Gabino Iglesias is an author, book reviewer and professor living in Austin, Texas. Find him on Twitter at @Gabino_Iglesias.
A stand of trees — some dead, some still clinging to their leaves — in Blackwater Wildlife Refuge on the Chesapeake Bay in Maryland.
Massive stands of silvery trees rise skeletally out of saltwater marshes at the edges of the Chesapeake and Delaware bays, a significant part of the coastlines of Virginia, Maryland, Delaware and New Jersey. A few dead or dying leaves cling to the trees’ branches, but mostly, they are bare.
In contrast, lush forests spread out behind them, trees robed in green leaves and pine needles, still brown with bark, coated with their elegant summer colors.
The ghostly forests of dead trees along the Mid-Atlantic shores are one indicator of a changing climate. Rising sea levels, brought on, in part, by glacial melt, cause saltwater to move into forested areas where it hadn’t reached before. The trees aren’t able to drink in water with such high salt content and are starved of necessary nutrients.
In the Chesapeake Bay, over 150 square miles of forests have died since the mid-1800s because of salt intrusion, according to a recent article in Nature Climate Change. It’s not a new phenomenon, but it is one that scientists are recognizing the importance of now. These ghost forests will continue to grow as the sea level is expected to increase another 1.3 feet to 3.9 feet by 2100.

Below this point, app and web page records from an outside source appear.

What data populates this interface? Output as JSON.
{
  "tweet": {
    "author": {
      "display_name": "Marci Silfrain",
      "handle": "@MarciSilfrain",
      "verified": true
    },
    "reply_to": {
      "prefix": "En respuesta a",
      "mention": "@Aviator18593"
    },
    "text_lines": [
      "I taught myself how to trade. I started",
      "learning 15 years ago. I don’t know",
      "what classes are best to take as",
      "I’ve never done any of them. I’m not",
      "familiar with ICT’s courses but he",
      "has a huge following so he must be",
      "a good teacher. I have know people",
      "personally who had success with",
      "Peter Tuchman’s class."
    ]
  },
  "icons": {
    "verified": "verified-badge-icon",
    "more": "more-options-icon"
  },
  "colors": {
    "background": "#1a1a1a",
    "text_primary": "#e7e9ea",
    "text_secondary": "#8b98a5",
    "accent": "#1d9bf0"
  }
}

Deep in a forested area along the Delaware Bay just off Jakes Landing Road in Dennis, N.J., there is evidence of dying trees and spreading saltwater marshes.
After reading about the ghost forests in Popular Science, I was haunted by the image of the dying forests — one of the most powerful visual indicators of climate change on the East Coast. As a photographer, I reached for my camera as a way to explore the issue, but I also wondered how the changing landscape affects how we, and future generations, envision the world through representations we capture in photographs and in art.
The images I made here combine photography and watercolor painting, a reference to the long history of watercolor artists who have painted the landscape. The tradition of landscape painting is often thought of as capturing a sense of the beauty of nature, an idyllic scene.
Here, in the vast dead forests that are continuing to spread, the idyllic landscape doesn’t exist. I wanted to include the realities of this new coastal landscape as one small part of a watercolor tradition.
A dead tree stands in a saltwater marsh in the Delaware Bay near Cape May in New Jersey.
In this process, gum bichromate, watercolor paints are sensitized to light by mixing them with chemicals. The mixture is then painted onto a sheet of paper, which is placed under a negative and exposed to light. This process can be repeated multiple times on the same image, using different colors.
I’m not a watercolorist by any means, but the movement of the brushstrokes, emphasizing the blues representing the rising water and the silver of the forests, emerged as I processed the images. Gum bichromate is one of the few photographic processes in which the creator can evoke a sense of painterliness, and yet the descriptive detail of the photograph still shows through.
Just outside the Blackwater Wildlife Refuge, on the Chesapeake Bay, a large swath of dying trees sits on the edge of a saltwater marsh.
At the end of the process, the exposed paper sits in a water bath. Any particles of watercolor paint that weren’t exposed to light slowly wash away and the image remains.
And much like the gum bichromate process, as sea levels continue to rise and the trees along the coastline continue to die, we will watch these parts of our image of the world wash away, unsure of what will remain.
In the Delaware Bay, forests are giving way to saltwater marshes, many of which are filled with the common reed, an invasive species.